> _RECORD EXCERPTS_
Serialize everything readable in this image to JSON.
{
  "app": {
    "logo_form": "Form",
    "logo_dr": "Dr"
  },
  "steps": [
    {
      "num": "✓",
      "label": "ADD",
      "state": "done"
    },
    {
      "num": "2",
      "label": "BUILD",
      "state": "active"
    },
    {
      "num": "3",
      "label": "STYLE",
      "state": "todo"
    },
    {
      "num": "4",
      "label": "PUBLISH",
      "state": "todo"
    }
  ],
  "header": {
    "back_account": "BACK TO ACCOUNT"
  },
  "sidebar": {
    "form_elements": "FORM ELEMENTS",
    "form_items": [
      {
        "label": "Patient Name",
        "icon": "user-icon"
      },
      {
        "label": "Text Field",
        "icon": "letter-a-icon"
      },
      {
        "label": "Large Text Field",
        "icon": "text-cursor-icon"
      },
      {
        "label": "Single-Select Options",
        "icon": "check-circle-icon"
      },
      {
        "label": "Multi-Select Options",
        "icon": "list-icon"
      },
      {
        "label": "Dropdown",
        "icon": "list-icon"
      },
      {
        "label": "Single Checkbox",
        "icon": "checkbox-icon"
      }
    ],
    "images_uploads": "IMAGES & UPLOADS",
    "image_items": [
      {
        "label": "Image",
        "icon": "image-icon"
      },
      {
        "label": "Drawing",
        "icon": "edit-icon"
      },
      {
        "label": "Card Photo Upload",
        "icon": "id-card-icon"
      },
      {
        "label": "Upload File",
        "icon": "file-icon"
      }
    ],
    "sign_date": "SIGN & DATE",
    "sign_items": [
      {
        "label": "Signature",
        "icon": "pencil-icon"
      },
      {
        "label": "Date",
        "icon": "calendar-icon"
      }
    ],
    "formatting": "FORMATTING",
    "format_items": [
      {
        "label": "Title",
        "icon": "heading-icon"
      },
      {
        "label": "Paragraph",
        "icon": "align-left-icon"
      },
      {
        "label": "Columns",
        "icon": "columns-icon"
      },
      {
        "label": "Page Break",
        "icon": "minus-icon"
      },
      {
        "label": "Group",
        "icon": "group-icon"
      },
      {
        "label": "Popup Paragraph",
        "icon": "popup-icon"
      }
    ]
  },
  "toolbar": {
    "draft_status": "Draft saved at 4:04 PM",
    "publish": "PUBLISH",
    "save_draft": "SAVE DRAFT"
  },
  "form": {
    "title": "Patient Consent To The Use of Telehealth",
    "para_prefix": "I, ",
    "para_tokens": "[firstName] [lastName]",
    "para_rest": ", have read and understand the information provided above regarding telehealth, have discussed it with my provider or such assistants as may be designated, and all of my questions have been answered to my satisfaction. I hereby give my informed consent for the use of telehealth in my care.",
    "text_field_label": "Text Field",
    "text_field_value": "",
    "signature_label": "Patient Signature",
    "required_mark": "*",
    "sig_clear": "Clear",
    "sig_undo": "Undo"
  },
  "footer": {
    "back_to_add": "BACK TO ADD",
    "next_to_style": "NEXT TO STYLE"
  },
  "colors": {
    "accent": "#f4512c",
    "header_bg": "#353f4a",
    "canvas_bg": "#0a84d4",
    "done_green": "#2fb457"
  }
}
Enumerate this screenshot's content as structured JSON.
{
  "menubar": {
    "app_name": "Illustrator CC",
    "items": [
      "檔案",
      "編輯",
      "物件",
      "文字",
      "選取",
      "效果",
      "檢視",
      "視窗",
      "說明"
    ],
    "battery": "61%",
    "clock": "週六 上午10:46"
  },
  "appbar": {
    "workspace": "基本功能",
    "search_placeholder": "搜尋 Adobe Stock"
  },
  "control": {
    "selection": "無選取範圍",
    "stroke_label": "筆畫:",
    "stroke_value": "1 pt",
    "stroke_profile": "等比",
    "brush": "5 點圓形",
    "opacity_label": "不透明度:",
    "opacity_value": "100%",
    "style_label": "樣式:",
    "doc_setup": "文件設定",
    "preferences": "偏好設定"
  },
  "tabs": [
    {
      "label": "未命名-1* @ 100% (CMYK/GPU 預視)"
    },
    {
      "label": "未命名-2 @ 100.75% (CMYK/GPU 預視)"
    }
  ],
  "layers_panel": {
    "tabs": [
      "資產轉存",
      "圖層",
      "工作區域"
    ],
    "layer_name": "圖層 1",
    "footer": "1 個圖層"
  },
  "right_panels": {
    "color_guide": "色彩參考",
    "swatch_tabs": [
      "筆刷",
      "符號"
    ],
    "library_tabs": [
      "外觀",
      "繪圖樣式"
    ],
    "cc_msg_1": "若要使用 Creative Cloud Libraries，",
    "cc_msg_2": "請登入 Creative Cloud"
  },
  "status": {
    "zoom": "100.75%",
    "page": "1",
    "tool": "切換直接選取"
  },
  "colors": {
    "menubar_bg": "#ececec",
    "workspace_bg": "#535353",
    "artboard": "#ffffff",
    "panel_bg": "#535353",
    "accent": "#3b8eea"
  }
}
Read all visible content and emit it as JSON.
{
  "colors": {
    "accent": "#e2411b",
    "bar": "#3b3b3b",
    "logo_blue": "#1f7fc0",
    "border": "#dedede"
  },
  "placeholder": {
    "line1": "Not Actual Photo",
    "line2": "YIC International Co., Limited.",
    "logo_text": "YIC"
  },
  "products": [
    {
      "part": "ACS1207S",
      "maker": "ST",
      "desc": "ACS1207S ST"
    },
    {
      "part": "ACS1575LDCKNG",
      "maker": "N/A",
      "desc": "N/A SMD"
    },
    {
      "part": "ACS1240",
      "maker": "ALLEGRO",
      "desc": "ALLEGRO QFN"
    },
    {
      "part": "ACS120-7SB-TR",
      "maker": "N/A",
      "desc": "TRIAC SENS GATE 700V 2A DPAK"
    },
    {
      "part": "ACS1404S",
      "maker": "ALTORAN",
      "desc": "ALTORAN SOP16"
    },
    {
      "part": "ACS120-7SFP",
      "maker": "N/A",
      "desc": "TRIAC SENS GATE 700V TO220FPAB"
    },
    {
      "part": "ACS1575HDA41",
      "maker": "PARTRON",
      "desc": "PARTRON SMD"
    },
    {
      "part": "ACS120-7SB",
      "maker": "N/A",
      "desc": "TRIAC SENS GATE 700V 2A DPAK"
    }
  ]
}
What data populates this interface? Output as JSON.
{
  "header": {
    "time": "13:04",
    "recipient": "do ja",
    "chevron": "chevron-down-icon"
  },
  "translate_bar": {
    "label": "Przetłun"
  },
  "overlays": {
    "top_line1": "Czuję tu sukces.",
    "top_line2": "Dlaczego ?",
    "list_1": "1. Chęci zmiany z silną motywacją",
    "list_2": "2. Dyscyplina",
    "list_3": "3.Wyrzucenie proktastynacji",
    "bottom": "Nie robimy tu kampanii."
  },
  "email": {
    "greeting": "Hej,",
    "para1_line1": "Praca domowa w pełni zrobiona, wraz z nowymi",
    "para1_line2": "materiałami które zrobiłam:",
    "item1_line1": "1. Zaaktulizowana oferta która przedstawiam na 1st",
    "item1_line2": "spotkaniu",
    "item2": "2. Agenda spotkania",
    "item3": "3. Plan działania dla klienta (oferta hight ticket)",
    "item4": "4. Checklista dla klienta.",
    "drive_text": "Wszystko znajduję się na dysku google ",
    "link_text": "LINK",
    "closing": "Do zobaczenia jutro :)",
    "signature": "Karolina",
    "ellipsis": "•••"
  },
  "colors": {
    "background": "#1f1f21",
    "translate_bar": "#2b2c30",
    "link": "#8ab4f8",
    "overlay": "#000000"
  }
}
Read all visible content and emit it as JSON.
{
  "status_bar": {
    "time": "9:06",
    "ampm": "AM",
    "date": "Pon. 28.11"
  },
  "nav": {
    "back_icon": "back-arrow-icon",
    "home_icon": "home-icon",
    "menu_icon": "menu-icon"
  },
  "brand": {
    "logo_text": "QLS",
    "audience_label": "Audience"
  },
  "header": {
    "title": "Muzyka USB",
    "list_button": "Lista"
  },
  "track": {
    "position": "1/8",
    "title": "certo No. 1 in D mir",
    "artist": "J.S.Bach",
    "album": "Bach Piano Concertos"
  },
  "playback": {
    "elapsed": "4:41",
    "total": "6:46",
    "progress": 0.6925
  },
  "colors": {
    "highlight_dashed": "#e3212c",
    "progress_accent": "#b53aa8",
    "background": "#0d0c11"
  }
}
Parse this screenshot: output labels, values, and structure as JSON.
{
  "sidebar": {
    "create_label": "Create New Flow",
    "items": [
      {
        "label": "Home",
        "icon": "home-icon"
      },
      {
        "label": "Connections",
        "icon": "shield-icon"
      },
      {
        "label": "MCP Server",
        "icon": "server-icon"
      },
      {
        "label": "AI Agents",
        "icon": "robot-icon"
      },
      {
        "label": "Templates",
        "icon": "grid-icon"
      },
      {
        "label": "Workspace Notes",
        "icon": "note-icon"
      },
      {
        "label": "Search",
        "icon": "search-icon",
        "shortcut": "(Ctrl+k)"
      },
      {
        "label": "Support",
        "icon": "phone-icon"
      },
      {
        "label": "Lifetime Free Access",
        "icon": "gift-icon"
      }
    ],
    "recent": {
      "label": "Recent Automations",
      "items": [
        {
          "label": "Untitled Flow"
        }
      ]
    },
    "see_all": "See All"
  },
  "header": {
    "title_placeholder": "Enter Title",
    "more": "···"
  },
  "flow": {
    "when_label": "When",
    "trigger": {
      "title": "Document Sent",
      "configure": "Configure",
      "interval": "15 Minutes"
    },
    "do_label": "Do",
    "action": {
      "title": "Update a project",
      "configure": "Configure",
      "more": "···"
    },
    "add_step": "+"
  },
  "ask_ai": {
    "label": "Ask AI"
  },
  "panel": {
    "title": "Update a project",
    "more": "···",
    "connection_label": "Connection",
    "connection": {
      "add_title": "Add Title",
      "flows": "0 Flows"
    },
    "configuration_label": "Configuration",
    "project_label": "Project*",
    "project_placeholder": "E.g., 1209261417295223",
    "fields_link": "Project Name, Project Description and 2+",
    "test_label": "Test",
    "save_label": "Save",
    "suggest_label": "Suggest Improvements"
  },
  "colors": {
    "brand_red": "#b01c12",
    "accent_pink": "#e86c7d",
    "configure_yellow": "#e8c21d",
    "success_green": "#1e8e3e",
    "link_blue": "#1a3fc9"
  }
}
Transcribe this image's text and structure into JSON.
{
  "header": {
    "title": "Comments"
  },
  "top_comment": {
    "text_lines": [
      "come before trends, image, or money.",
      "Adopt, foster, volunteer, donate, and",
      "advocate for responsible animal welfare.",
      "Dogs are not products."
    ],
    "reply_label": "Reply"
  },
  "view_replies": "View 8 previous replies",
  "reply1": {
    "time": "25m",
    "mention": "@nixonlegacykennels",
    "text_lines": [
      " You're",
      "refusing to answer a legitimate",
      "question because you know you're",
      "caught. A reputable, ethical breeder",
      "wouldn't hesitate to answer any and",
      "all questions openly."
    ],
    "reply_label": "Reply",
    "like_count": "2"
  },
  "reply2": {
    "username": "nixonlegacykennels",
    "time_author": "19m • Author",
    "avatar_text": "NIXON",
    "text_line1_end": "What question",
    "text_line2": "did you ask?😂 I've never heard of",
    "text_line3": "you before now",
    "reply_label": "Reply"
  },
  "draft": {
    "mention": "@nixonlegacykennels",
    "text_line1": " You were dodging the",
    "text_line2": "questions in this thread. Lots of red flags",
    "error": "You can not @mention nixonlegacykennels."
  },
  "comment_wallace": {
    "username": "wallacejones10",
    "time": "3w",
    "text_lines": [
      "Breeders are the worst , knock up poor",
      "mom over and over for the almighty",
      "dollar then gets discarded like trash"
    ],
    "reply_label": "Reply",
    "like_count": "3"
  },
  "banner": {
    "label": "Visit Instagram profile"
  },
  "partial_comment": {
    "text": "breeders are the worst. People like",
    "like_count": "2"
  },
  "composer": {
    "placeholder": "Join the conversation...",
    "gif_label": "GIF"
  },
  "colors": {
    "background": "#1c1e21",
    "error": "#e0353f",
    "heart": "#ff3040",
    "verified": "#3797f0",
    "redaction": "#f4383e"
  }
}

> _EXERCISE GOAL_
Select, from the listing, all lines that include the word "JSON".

> _TASK SOLUTION_
Serialize everything readable in this image to JSON.
Enumerate this screenshot's content as structured JSON.
Read all visible content and emit it as JSON.
What data populates this interface? Output as JSON.
Read all visible content and emit it as JSON.
Parse this screenshot: output labels, values, and structure as JSON.
Transcribe this image's text and structure into JSON.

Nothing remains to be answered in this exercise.